- Blackmur acquired great influence as a critic because he tackled the difficulties and opaquenesses of such modern poets as Yeats, Eliot, Stevens and Hart Crane head-on in a commentary that was subtle, discriminating, illuminating and ... [citation]
And then for opacities:
- The opacities are classified according to the diameter of the predominant opacities: [citation]
- In this system, the size, shape, and profusion of opacities on the radiographs of patients with penumoconiosis are classified in a detailed fashion by trained observers, using a set of standard radiographs. [citation]
- Large capacities (greater than 1 cm in diameter) correspond to lesions of complicated pneumoconiosis (progressive massive fibrosis) and are classified into categories—A, B, and C—depending on their size. [citation]
In summary, I would strongly recommend using opacity over opaqueness.
"Opacity" is usually used in technical contexts, and invokes a nuance of it being a measurable quantity. "Opaqueness" is normally used when speaking colloquially, and can also be used metaphorically to mean "incomprehensibility resulting from obscurity of meaning" (Mirriam-Webster). To that end, it would sound strange to give an actual measurement of "opaqueness". For example:
This fluid has an ?opaqueness of 40 square meters per kg.
This sentence sounds strange.
This fluid has an opacity of 40 square meters per kg.
This is correct.
Opacity is a measure of light blocking (non-penetration) by a material. It can go from 0% (transparent; no blockage) to 50% (translucent; partial blockage) to 100% (opaque - complete blockage).
By definition, opaque means light cannot penetrate (100% opacity). If light could even partially penetrate, it would be translucent, not opaque.
So opaqueness is the state or condition of being opaque (no light can pass through). Opacity is a measure of how much light cannot pass through.
I use opacity as a parameter between 0 and 100%, when describing the degree of transparency of something, most often web markup. For example,
opacity = 0.2 would be very close to transparent, or "see through". A more typical value for my purposes is
opacity = 0.8 which is only slightly transparent. Of course, a value of 1.0 or 100% means totally opaque, solid, not gauzy or translucent at all.

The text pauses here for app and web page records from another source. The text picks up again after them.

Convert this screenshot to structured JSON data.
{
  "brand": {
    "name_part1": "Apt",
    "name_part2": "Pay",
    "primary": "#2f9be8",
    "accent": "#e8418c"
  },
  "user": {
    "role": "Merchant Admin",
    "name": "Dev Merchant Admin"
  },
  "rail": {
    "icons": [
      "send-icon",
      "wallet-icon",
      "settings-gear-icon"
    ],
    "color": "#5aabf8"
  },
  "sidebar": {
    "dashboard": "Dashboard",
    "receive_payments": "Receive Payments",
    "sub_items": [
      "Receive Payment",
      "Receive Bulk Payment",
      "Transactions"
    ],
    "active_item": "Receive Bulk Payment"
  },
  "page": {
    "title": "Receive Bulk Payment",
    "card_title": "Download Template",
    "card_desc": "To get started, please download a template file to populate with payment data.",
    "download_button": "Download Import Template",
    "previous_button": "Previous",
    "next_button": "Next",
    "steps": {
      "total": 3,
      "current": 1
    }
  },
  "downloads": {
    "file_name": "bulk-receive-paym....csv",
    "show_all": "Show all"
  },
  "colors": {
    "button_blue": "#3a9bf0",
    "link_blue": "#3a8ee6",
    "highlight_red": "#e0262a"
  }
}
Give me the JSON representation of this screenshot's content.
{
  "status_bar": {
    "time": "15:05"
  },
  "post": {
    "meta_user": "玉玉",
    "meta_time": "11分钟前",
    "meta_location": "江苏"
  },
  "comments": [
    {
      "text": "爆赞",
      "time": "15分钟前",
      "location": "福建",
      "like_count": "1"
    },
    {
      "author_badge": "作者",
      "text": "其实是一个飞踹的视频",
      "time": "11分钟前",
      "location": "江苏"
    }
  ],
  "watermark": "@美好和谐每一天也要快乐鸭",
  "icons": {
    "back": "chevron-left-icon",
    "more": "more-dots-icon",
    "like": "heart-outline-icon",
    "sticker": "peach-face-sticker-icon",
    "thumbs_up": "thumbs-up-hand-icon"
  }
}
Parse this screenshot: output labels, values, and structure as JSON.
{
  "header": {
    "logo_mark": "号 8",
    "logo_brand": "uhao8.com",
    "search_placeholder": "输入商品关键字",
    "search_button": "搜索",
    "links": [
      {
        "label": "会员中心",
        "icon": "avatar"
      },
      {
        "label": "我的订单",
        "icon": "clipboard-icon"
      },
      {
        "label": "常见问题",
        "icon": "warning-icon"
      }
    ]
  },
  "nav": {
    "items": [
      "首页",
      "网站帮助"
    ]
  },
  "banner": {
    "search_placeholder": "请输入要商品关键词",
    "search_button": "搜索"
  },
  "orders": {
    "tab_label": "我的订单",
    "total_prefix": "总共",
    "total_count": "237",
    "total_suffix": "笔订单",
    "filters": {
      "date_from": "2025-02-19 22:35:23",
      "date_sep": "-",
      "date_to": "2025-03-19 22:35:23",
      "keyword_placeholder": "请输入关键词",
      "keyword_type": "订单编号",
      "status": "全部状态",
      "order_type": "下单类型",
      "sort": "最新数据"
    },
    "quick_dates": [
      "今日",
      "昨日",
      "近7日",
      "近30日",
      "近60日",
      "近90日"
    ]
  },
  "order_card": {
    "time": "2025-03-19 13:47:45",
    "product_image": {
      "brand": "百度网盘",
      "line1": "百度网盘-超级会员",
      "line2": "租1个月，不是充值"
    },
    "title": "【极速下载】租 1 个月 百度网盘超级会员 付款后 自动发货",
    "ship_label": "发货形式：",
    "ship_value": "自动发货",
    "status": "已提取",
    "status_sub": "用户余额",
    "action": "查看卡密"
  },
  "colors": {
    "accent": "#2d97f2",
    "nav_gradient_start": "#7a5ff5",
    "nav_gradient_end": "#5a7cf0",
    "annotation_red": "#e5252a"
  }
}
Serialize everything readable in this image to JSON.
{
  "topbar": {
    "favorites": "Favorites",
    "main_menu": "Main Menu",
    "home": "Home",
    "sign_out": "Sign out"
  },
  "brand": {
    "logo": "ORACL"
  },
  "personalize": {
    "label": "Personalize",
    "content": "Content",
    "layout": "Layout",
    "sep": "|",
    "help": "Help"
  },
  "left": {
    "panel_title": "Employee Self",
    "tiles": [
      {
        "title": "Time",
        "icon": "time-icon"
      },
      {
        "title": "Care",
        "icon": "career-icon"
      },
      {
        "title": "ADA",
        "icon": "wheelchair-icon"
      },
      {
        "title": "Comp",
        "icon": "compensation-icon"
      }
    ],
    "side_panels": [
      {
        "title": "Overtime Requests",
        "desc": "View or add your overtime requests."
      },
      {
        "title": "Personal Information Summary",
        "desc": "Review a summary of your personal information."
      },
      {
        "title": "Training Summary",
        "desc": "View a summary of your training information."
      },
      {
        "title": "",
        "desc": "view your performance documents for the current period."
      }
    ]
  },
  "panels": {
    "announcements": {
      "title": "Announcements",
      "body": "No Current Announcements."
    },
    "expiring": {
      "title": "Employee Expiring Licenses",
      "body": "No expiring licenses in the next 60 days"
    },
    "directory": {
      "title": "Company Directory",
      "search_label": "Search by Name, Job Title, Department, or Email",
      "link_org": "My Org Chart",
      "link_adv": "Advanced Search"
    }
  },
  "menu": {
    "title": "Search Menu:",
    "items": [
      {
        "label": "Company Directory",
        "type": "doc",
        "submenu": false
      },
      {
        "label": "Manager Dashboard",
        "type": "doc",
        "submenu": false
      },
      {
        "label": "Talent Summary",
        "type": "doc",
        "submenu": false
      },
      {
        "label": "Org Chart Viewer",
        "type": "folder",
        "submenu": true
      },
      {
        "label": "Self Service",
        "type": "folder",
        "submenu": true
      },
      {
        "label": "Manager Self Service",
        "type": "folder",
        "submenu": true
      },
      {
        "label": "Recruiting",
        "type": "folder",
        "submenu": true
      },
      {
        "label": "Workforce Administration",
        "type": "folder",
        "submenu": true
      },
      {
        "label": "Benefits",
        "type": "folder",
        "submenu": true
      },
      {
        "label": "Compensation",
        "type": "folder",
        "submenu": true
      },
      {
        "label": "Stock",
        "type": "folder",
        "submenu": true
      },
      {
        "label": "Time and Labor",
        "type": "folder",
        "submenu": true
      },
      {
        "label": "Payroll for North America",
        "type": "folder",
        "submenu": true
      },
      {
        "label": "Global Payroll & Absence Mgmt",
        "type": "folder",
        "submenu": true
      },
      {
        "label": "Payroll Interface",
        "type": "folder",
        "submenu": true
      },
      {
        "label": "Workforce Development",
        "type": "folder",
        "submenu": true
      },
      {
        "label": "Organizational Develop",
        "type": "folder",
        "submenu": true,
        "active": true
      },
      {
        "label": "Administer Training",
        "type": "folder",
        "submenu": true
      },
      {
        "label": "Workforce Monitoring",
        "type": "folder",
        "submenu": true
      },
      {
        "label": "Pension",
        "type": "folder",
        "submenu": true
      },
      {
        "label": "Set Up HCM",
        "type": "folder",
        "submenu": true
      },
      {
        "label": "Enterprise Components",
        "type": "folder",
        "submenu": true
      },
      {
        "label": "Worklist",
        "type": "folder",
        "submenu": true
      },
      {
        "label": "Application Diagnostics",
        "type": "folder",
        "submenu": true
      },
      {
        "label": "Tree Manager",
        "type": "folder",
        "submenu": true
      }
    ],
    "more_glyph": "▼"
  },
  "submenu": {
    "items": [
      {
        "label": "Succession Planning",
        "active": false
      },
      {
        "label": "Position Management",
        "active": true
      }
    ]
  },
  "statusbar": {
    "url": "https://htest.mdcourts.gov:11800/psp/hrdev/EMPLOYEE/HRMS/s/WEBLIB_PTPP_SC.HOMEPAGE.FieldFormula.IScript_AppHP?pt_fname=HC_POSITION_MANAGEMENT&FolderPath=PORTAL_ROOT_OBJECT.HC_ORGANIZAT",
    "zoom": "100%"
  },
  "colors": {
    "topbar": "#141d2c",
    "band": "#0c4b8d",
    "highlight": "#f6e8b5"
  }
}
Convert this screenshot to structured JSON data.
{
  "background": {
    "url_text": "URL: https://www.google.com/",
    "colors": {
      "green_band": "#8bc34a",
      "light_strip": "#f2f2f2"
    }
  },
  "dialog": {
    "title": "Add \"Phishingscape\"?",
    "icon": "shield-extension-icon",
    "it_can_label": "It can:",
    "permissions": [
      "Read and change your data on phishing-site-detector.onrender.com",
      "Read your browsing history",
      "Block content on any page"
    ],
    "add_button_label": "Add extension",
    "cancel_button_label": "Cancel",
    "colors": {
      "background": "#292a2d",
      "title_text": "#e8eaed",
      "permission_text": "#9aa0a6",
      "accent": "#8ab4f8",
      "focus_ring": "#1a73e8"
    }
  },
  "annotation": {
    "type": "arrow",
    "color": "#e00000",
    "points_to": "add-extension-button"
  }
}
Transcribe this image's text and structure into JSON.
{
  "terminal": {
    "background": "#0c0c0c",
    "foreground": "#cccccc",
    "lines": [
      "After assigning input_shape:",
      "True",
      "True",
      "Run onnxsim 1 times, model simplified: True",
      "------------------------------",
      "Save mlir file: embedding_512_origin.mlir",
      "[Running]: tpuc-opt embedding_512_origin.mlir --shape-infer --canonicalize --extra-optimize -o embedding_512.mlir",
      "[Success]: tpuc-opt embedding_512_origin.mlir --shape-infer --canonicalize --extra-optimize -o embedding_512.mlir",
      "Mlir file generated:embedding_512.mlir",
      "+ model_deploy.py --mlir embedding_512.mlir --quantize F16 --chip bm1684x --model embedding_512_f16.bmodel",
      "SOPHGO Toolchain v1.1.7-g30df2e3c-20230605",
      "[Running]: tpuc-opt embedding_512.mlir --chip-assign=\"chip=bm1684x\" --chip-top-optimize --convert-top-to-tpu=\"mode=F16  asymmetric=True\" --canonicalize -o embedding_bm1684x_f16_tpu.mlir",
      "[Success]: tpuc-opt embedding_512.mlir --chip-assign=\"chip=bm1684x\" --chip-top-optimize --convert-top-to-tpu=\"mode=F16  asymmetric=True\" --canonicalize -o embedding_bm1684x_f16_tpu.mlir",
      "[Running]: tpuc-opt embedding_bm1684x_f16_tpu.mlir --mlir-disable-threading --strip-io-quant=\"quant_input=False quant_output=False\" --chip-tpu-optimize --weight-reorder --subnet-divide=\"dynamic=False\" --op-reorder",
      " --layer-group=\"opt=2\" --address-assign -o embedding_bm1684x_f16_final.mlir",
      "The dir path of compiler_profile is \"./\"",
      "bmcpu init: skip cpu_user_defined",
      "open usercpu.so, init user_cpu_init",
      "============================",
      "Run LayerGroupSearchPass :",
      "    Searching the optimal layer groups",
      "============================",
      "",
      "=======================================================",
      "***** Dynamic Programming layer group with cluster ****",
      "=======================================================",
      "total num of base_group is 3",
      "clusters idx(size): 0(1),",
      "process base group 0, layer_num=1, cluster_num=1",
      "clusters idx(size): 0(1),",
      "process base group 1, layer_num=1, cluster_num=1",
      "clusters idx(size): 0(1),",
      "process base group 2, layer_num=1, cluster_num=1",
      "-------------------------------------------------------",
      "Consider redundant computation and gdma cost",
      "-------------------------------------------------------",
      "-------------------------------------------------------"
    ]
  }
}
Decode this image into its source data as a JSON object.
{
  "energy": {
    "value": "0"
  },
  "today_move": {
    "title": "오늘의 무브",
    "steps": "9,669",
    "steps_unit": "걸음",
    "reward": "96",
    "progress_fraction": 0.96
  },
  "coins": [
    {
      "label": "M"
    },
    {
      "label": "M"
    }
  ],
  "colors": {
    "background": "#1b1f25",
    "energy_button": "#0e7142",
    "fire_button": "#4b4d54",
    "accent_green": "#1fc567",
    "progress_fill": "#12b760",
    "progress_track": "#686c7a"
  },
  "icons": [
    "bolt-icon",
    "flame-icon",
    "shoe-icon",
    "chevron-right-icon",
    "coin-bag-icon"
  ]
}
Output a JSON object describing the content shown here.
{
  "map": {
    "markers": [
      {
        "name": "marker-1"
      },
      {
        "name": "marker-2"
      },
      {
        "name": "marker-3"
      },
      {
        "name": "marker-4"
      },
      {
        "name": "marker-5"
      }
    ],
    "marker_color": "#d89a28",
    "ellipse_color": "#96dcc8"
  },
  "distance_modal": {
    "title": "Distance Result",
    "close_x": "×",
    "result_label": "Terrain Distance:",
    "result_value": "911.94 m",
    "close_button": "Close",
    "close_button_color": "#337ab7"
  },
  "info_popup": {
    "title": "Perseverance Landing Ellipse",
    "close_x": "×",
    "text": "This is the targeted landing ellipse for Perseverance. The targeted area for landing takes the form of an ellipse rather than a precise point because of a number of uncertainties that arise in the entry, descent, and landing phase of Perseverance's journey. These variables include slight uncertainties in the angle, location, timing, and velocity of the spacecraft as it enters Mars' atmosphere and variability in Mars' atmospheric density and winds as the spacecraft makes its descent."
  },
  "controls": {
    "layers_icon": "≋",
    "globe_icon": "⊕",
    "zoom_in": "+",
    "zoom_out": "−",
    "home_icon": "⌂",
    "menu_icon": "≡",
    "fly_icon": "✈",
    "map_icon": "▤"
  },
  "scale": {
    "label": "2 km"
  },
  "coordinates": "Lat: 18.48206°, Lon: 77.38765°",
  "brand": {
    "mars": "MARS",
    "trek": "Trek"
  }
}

Opaqueness is more familiar to me as word used for prose communication, rather than webpage design. Although the word is legitimate, I don't find it easy to use in context. It seems more idiomatic to describe something as "more opaque" or "less opaque", although an example of usage of would be to say something had "an aspect of opaqueness to it".
The difference in use is that you would use opacity to refer to understanding, when something is difficult to understand or obscure.
a. Obscurity of meaning; resistance to interpretation; impenetrability; an instance of this. rare before 20th cent.
the quality of lacking transparency or translucence: thinner paints need black added to increase opacity
the quality of being obscure in meaning: the difficulty and opacity in Barthes' texts
Opaqueness is the noun to the adjective opaque, and would be used to describe the extent to which something is opaque, or able to transmit light.
a. Not transmitting light, not transparent or translucent; impenetrable to sight. Also fig.
not able to be seen through; not transparent: bottles filled with a pale opaque liquid
(especially of language) hard or impossible to understand: technical jargon that was opaque to her
Used figuratively, in an understanding = seeing the light sort of way, the two words can become very similar, as shown particularly by the Oxford Dictionaries entries.
Opacity also has several technical uses. As pointed out by several posters, it is used in programming. It is wrong to imagine that language exists only for programmers though - opacity also has a technical use in physics, and in linguistics, and in photography, and in the paint industry, and probably others that I am unaware of. For these localised uses it is probably better to ask in the appropriate forums.